Tumor-initiating cells (TICs), a subpopulation of cancerous cells with high tumorigenic potential and stem-cell-like properties, drive tumor progression and are resistant to conventional therapies. Identification and isolation of TICs are limited by their low frequency and lack of robust markers. Here, we characterize the heterogeneous adhesive properties of a panel of human and murine cancer cells and demonstrate differences in adhesion strength among cells, which exhibit TIC properties and those that do not. These differences in adhesion strength were exploited to rapidly (~10 min) and efficiently isolate cancerous cells with increased tumorigenic potential in a label-free manner by use of a microfluidic technology. Isolated murine and human cancer cells gave rise to larger tumors with increased growth rate and higher frequency in both immunocompetent and immunocompromised mice, respectively. This rapid and label-free TIC isolation technology has the potential to be a valuable tool for facilitating research into TIC biology and the development of more efficient diagnostics and cancer therapies.
|Number of pages||11|
|Journal||Integrative Biology (United Kingdom)|
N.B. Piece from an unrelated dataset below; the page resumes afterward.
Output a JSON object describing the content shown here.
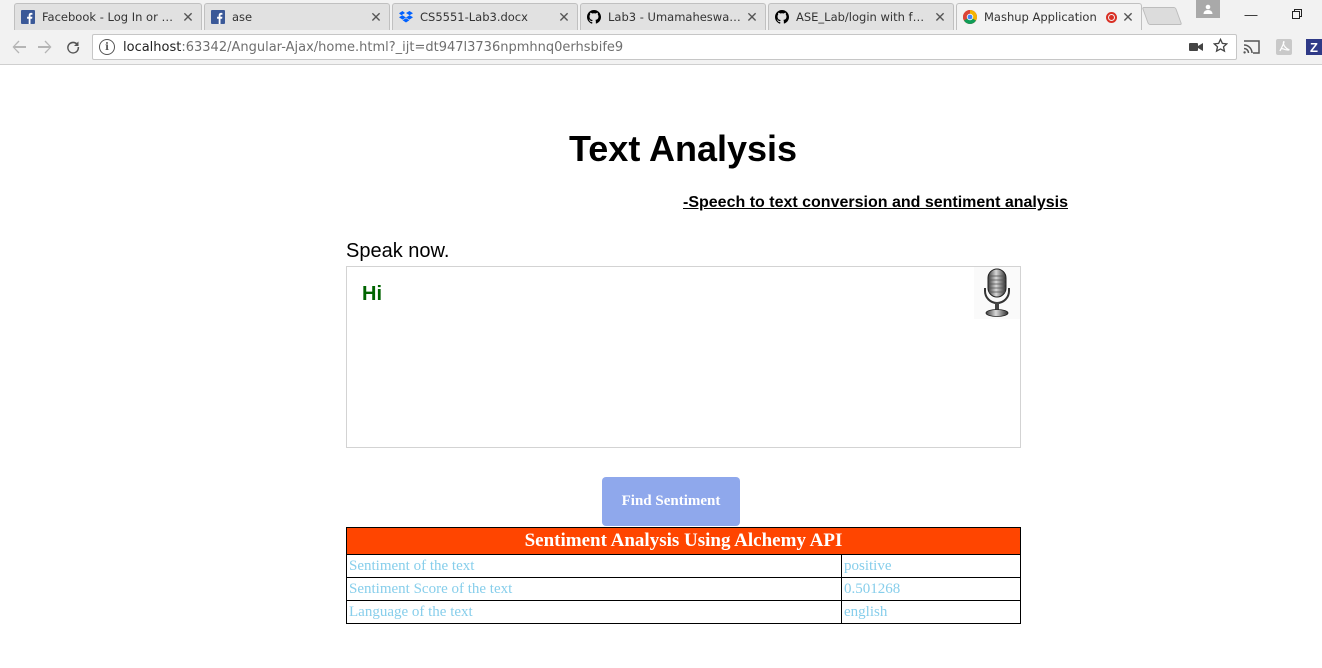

|State||Published - 22 Feb 2020|
- cell adhesion
- tumor-initiating cells